Michael Morris writes distinctly Southern tales in Blue Moon
by Mandy Shunnarah • January 11, 2013 @ 6:00am
From the tradition of oral history to preserving Southern heritage, local author Michael Morris discusses life as a Southern writer.
It’s not every day you hear that your grandfather had a cousin shipped to his country store in a crate—especially if the reason for the odd mode of transportation was that the man had been accused of a murder he didn’t commit. Yet this is precisely the story that local author Michael Morris grew up hearing.
Now his grandfather’s age-old story has been rejuvenated in the publication of Morris’ most recent novel, Man in the Blue Moon. Set in 1918, the novel is Morris’ first work of historical fiction.
“I started writing the novel when my Grandpa was 99. I recorded him telling what life was like in rural Apalachicola, Florida back then. It was like the Wild West. He saw a man get shot in the head for stealing cattle, and saw his brother get into a duel over moonshine,” said Morris.
In writing Man in the Blue Moon, Morris discovered that he enjoyed the research process of writing historical fiction, and his grandfather’s stories influenced him to include personal elements in his novels.
“All of my novels have a sliver of something personal in them. Whether it’s a story that my grandfather told me or something I experienced myself, like watching my mother flee from domestic violence or being raised by my grandparents, the personal is present in my writing,” Morris said.
Morris’ grandparents also influenced the theme of holding onto family land seen in Man in the Blue Moon.
“When living in North Carolina, I saw areas developing so fast that shopping centers were built on top of farm land. My grandparents always said to never sell family land if you didn’t have to. In selling the land, you lose a part of your heritage,” explained Morris.
Similarly, Morris noted that attempted to change a Southern accent has the same effect. At one point, Morris tried to extinguish his own Southern drawl, but came to embrace his accent after hearing Southern writer Lee Smith on NPR on afternoon.
Likened to Flannery O’Connor and praised by Pat Conroy, Morris enjoys being in the ranks of legendary Southern writers.
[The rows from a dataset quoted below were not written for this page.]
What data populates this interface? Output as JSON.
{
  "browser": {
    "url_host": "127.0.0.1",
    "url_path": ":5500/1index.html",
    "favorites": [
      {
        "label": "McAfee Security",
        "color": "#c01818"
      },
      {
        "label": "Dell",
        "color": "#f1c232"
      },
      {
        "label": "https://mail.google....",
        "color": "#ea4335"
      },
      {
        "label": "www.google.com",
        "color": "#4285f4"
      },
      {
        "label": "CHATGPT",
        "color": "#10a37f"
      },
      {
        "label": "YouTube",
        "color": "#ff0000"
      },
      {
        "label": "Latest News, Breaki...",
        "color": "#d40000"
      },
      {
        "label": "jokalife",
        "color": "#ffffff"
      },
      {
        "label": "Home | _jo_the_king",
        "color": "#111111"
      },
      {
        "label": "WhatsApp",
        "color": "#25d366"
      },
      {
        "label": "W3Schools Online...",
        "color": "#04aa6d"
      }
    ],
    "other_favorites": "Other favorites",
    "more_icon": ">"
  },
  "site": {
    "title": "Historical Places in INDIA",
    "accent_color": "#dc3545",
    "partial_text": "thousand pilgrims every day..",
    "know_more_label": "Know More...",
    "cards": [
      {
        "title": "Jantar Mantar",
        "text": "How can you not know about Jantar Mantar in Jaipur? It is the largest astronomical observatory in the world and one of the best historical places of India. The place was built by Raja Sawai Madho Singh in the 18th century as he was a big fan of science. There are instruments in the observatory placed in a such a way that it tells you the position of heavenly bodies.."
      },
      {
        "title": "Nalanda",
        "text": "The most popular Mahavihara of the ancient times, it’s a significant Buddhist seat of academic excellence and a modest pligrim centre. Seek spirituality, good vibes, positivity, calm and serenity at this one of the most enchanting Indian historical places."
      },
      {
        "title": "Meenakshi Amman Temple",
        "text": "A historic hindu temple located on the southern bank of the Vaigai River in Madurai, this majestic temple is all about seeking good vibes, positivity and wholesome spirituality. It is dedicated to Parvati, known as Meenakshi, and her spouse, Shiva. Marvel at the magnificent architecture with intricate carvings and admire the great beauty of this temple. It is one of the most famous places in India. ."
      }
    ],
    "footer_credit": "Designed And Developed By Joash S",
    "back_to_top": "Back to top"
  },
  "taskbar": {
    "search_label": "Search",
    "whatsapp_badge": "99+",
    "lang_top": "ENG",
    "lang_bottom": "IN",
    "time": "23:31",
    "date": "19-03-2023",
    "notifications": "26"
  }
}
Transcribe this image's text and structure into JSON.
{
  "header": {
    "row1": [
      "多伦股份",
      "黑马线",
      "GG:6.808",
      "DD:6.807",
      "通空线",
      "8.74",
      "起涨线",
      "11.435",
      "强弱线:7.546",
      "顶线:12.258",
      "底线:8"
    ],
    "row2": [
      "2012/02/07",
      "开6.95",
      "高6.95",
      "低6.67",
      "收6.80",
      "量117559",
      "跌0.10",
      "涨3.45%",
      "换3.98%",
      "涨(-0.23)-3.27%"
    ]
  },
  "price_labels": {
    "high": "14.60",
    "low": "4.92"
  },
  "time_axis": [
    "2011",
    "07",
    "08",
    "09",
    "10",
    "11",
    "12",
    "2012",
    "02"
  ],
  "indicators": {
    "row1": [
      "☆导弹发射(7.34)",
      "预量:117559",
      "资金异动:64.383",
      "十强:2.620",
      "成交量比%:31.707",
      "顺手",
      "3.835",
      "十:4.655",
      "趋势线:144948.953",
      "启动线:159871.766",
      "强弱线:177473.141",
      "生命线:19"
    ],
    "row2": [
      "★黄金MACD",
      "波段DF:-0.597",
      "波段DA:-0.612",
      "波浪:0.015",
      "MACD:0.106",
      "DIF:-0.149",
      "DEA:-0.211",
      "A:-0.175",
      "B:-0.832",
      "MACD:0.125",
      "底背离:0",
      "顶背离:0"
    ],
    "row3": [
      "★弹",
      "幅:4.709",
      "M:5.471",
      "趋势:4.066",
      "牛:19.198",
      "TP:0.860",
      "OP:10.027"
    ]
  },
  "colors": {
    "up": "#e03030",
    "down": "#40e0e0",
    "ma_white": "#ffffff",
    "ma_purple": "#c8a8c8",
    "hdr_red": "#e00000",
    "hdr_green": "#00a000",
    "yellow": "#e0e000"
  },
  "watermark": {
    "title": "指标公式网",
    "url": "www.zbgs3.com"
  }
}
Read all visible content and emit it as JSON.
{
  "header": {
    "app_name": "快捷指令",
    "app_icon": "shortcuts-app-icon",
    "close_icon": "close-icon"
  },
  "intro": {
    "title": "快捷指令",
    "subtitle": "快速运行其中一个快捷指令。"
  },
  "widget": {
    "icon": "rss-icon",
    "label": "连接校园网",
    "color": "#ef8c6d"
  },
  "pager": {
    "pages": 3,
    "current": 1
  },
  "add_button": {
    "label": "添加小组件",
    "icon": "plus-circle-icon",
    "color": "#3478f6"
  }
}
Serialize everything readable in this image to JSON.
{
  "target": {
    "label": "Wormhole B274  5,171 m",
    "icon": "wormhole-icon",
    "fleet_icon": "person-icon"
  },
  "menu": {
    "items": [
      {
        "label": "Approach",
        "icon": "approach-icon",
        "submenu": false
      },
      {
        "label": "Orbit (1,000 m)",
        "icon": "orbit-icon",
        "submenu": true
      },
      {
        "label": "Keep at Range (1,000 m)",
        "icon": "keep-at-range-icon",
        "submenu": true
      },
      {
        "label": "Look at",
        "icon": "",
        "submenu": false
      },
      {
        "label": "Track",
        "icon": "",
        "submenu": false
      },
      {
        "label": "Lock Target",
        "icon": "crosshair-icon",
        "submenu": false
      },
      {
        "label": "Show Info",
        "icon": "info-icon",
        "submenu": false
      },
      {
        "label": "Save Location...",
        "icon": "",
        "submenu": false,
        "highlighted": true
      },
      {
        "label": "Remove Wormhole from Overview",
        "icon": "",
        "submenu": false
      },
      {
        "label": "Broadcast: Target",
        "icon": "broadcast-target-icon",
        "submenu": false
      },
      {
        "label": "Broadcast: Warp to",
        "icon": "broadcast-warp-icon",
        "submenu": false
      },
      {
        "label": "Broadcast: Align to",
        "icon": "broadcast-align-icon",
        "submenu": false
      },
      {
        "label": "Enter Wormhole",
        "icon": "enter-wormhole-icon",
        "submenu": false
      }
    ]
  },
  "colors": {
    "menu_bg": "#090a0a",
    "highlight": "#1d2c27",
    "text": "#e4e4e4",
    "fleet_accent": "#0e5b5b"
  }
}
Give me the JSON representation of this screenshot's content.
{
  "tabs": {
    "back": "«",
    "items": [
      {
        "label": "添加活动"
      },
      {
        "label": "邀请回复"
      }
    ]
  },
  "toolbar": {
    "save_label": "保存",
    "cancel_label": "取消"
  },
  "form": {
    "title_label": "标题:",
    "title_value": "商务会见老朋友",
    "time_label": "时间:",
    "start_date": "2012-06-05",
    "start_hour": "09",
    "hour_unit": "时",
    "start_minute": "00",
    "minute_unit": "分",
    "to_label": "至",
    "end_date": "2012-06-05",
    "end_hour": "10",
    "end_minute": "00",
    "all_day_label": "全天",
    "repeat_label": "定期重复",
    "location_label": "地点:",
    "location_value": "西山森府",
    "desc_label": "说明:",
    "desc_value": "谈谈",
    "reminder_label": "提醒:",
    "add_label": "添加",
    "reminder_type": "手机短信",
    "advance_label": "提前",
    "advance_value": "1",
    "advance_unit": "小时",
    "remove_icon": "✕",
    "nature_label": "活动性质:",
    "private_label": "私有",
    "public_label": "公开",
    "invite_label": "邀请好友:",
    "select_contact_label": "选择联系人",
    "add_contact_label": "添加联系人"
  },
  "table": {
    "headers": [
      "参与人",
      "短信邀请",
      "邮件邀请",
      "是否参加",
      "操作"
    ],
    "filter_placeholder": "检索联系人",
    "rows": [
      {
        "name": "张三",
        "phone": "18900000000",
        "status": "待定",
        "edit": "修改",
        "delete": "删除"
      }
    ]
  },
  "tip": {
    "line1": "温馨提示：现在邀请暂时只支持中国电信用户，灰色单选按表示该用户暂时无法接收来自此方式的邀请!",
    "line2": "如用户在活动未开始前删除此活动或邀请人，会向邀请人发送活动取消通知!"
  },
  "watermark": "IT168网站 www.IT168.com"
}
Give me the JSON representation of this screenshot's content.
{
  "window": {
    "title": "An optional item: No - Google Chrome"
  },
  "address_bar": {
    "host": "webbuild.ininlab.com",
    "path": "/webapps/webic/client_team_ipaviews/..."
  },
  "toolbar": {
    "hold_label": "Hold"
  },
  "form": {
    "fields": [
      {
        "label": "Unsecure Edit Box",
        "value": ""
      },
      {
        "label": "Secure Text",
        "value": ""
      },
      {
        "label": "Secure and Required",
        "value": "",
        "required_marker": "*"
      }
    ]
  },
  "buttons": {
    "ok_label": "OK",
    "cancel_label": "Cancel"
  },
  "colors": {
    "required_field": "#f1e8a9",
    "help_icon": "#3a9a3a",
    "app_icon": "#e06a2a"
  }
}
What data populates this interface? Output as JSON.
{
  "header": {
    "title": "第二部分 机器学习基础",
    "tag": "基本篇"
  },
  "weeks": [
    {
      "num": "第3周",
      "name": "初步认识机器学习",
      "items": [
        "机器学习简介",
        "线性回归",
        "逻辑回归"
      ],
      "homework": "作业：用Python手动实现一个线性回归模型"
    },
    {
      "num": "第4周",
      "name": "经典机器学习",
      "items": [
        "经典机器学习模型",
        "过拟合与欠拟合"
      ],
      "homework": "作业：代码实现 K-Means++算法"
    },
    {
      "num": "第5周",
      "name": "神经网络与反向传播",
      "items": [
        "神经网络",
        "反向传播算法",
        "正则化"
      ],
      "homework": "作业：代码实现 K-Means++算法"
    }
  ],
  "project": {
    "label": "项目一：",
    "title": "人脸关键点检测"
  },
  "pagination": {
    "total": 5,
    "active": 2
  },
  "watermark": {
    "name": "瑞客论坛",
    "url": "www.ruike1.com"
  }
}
“I could write other things, but I’ll stay in the South because it’s what I love and what I know. I’m a Southerner at heart and I’m not running from that,” said Morris.